- The bear was found under a Hermosa Avenue home and had to be tranquilized and pulled out by five rangers
- Rangers also said Durango was ‘one of the biggest male bears we’ve ever seen in town’
- He was moved to a new home 60 miles away where he would have plenty of food and would have a low chance of encountering hunters
- The 10-year-old bear also underwent a health examination and was given ear tags and a microchip for further monitoring
- Colorado Parks and Wildlife advises residents to secure their trash, pick up fallen fruit and remove bird feeders to avoid bears trying to nest near them
A giant brown bear has been tranquilized and dragged under a home in Colorado as it tried to hibernate there over the winter.
The 400-pound animal took an arrow and five rangers before it could be pulled from the patio in Durango on Wednesday.
Comical footage shows Colorado Parks and Wildlife workers struggling to drag the 10-year-old giant from its den and into their truck to be moved.
It was later zapped with a ‘conversion agent’ that counteracted the sedated ones, and it quickly ran off to find a new place to sleep.
A 400-pound brown bear, dubbed ‘Durango’, was found under a home in Durango, Colorado. The 10-year-old bear was shot with a tranquilizer dart and five rangers had to help remove him
The bear, which has been dubbed ‘Durango’, was spotted by devastated residents on Hermosa Avenue in the city.
They called Colorado Parks and Wildlife, who rushed to the scene and said it was ‘one of the biggest male bears we’ve ever seen in town’.
Rangers shot the bear with a tranquilizer dart before slipping a blue tarp under him to help remove him from the property.
It took five rangers to move the Durango, and a video posted by CPW shows the men frequently stopping to reposition and catch their breath.
Rangers had to slip a tarp under the sedated bear to help pull it off the property. It was later given a reversing agent and quickly emerged before being released 60 miles away
The bear was later given a ‘reversal’ to ‘counteract the effects of the sedative’ and Durango ‘recovered quickly’.
Rangers then moved the bear to a new home 60 miles away, which was a more suitable bear habitat, [had] good food to eat, and where hunters are unlikely to be encountered at this season.’
Durango also underwent a health exam and was fitted with a microchip and ear tags for further monitoring.
CPW is now thanking the community for calling in the situation and helping to ensure ‘prioritizing safety’ for both the animal and the residents.
The fat bear had been preparing for hibernation when he decided to sleep under the home

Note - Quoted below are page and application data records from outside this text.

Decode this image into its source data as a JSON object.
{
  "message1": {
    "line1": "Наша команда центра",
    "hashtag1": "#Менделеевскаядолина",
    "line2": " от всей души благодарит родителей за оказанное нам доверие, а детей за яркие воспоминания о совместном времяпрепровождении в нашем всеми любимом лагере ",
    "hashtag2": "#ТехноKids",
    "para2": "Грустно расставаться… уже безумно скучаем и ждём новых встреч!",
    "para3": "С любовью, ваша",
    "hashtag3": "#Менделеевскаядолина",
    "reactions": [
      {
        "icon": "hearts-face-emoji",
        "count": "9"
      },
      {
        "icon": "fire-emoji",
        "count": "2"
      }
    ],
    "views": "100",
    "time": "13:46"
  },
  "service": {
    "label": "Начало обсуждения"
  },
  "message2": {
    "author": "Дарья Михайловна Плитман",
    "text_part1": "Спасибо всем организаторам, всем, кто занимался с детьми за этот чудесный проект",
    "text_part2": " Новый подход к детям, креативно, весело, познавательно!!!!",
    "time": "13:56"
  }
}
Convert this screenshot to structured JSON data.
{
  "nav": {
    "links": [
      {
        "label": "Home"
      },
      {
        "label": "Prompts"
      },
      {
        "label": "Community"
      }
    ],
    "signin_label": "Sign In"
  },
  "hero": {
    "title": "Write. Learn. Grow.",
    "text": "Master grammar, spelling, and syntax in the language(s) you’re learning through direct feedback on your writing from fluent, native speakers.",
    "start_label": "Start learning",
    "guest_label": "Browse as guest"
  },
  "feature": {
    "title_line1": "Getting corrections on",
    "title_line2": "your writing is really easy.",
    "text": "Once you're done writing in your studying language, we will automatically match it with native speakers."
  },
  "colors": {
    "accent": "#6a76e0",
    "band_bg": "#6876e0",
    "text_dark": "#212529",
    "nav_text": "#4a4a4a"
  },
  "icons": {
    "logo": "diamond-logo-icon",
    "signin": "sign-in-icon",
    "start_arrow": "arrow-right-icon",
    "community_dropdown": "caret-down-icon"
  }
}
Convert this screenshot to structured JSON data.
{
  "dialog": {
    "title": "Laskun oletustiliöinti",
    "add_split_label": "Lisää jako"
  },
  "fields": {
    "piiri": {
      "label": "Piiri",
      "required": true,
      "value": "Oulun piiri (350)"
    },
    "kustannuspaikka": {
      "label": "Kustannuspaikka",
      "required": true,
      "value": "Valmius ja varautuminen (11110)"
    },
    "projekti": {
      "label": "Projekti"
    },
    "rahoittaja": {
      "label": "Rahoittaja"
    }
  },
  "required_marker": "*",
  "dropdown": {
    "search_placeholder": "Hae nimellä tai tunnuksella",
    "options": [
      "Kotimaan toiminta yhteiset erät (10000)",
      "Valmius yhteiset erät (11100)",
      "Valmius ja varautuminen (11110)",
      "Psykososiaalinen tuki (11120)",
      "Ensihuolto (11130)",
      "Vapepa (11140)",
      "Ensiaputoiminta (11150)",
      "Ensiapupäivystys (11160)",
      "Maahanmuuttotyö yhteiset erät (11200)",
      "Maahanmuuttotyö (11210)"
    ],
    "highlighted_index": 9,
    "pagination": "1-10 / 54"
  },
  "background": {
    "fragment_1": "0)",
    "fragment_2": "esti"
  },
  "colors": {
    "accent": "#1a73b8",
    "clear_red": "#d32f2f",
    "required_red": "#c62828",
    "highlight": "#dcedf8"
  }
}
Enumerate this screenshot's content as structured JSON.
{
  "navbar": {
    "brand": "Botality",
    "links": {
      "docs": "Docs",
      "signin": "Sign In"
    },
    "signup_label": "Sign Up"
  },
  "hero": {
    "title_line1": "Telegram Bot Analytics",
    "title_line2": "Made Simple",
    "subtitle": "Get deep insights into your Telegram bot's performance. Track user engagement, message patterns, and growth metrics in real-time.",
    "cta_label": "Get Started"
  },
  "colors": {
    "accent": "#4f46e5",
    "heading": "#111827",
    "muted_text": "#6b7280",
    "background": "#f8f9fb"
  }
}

“While we haven’t had to deal with many bears in the Durango city limits this year, this highlights the importance of removing decoys around your home as bears seem to bulk up before going into winter,” CPW wrote .
CPW advised residents to ‘pick up fallen fruit, securely secure litter and remove bird feeders’ as bears look to fatten up for winter.
“You really don’t want a bear of this size in your yard,” the agency wrote.
There are an estimated 17,000 to 20,000 bears in Colorado, according to Colorado Outdoors Magazine.
The paper also recorded that 51 bears were to be relocated in 2021 and 66 were euthanized. 2022 data has not yet been made available.
CPW advised residents to ‘pick up fallen fruit, securely secure litter and remove bird feeders’ as bears look to fatten up for winter. “You really don’t want a bear of this size in your yard,” the agency said
There are an estimated 17,000 to 20,000 bears in Colorado